Input data:

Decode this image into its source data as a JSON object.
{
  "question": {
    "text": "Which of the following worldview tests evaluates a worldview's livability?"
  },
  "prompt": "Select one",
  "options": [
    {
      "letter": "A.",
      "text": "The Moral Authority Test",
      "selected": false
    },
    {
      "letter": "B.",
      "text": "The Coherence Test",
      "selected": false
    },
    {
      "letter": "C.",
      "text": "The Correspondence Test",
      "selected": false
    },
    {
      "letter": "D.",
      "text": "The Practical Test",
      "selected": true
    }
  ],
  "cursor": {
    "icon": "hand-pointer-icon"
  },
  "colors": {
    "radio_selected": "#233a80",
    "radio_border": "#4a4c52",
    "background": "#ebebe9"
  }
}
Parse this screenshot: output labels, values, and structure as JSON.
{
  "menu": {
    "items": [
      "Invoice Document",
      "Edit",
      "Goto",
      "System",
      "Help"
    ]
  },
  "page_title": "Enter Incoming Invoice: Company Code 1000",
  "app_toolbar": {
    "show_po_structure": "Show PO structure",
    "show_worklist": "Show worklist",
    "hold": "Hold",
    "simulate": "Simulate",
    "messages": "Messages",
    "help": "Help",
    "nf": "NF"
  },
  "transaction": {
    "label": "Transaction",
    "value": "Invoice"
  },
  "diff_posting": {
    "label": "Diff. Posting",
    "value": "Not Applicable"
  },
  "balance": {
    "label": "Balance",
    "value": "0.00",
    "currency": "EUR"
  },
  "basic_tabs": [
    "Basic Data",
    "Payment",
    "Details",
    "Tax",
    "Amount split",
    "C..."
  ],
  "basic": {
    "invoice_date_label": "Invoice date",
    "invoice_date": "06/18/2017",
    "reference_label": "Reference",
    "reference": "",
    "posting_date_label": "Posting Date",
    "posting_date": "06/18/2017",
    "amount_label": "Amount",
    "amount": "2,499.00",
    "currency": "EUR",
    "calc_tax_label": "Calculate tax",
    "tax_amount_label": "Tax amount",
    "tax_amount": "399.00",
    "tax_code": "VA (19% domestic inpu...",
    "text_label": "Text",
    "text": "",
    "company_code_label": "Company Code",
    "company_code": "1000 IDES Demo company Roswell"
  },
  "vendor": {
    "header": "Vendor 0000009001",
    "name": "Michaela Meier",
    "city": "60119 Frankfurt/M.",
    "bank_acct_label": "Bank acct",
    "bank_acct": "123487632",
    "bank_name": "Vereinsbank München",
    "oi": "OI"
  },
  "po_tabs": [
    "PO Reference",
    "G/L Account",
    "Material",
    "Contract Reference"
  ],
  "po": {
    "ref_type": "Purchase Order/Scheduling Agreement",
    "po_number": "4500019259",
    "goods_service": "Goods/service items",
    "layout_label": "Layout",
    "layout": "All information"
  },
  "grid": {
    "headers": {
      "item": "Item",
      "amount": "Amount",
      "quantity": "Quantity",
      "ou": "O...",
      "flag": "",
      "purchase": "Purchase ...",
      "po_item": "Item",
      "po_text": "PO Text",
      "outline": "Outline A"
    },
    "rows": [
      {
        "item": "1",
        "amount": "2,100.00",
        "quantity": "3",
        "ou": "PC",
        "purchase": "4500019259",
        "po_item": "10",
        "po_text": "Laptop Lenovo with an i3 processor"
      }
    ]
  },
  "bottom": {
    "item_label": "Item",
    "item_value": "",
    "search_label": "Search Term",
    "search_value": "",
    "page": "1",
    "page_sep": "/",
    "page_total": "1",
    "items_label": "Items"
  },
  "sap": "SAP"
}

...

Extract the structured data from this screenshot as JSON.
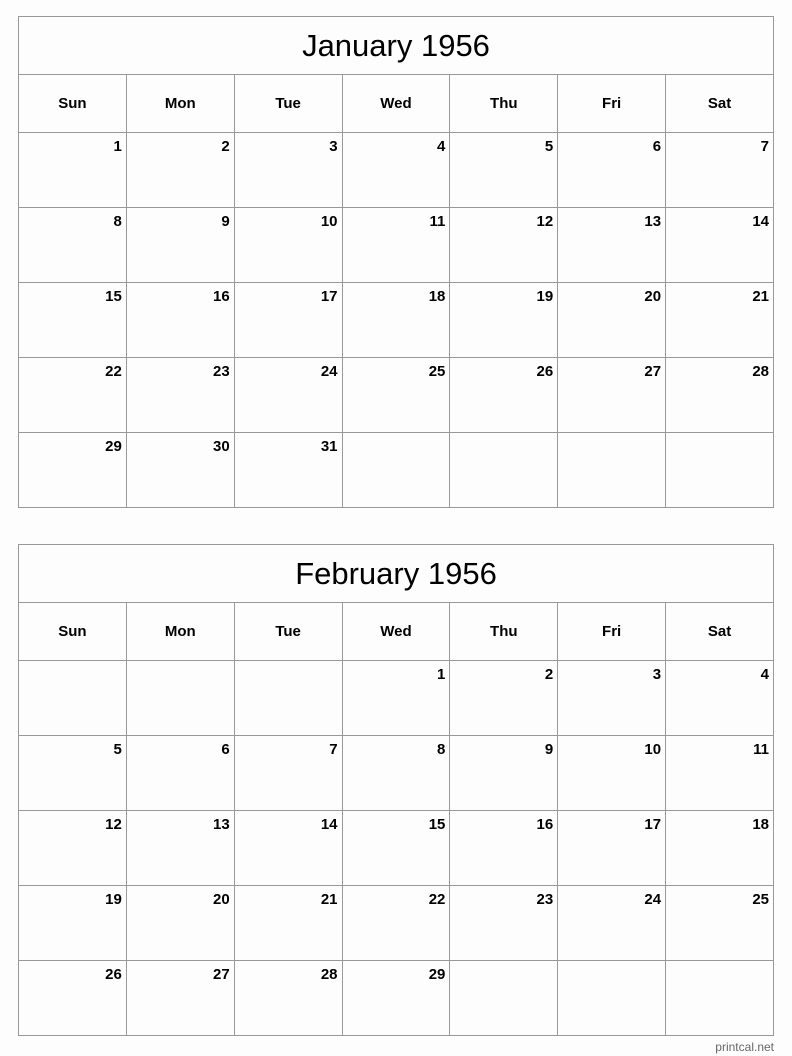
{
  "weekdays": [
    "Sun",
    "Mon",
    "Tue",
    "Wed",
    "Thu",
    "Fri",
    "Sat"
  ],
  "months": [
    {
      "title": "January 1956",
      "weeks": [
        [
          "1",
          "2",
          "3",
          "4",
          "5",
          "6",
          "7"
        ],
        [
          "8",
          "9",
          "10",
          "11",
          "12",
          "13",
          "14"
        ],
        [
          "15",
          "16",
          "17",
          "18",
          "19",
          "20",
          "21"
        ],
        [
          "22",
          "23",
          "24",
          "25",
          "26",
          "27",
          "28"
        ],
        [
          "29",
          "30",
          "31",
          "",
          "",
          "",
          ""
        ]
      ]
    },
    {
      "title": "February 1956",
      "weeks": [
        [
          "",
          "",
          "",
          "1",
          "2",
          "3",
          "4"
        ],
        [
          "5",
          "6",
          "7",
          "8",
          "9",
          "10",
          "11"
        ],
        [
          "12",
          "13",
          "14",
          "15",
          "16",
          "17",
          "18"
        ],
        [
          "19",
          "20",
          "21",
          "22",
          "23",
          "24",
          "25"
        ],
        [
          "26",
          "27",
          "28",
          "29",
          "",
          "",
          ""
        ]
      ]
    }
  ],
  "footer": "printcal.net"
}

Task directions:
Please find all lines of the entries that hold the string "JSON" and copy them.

Result for this task:
Decode this image into its source data as a JSON object.
Parse this screenshot: output labels, values, and structure as JSON.
Extract the structured data from this screenshot as JSON.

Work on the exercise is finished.